Write the data out verbatim.

Start of RECORDS SUPPLIED

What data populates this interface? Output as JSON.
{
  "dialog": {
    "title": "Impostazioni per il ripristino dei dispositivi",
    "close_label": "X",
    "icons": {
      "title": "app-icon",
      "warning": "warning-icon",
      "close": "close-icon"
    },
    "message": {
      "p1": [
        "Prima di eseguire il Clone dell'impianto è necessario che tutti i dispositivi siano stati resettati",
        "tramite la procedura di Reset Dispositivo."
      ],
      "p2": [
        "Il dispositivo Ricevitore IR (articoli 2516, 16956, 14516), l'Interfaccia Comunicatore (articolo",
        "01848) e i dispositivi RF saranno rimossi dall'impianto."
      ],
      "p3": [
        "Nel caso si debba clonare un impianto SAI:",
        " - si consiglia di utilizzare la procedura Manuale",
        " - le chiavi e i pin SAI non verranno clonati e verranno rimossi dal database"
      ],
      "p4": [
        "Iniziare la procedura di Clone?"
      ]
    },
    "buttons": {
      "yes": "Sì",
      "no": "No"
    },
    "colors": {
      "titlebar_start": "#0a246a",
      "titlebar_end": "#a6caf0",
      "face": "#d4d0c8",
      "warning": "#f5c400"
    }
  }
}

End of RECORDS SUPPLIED

### ANSWER TO THIS TASK
What data populates this interface? Output as JSON.
{
  "dialog": {
    "title": "Impostazioni per il ripristino dei dispositivi",
    "close_label": "X",
    "icons": {
      "title": "app-icon",
      "warning": "warning-icon",
      "close": "close-icon"
    },
    "message": {
      "p1": [
        "Prima di eseguire il Clone dell'impianto è necessario che tutti i dispositivi siano stati resettati",
        "tramite la procedura di Reset Dispositivo."
      ],
      "p2": [
        "Il dispositivo Ricevitore IR (articoli 2516, 16956, 14516), l'Interfaccia Comunicatore (articolo",
        "01848) e i dispositivi RF saranno rimossi dall'impianto."
      ],
      "p3": [
        "Nel caso si debba clonare un impianto SAI:",
        " - si consiglia di utilizzare la procedura Manuale",
        " - le chiavi e i pin SAI non verranno clonati e verranno rimossi dal database"
      ],
      "p4": [
        "Iniziare la procedura di Clone?"
      ]
    },
    "buttons": {
      "yes": "Sì",
      "no": "No"
    },
    "colors": {
      "titlebar_start": "#0a246a",
      "titlebar_end": "#a6caf0",
      "face": "#d4d0c8",
      "warning": "#f5c400"
    }
  }
}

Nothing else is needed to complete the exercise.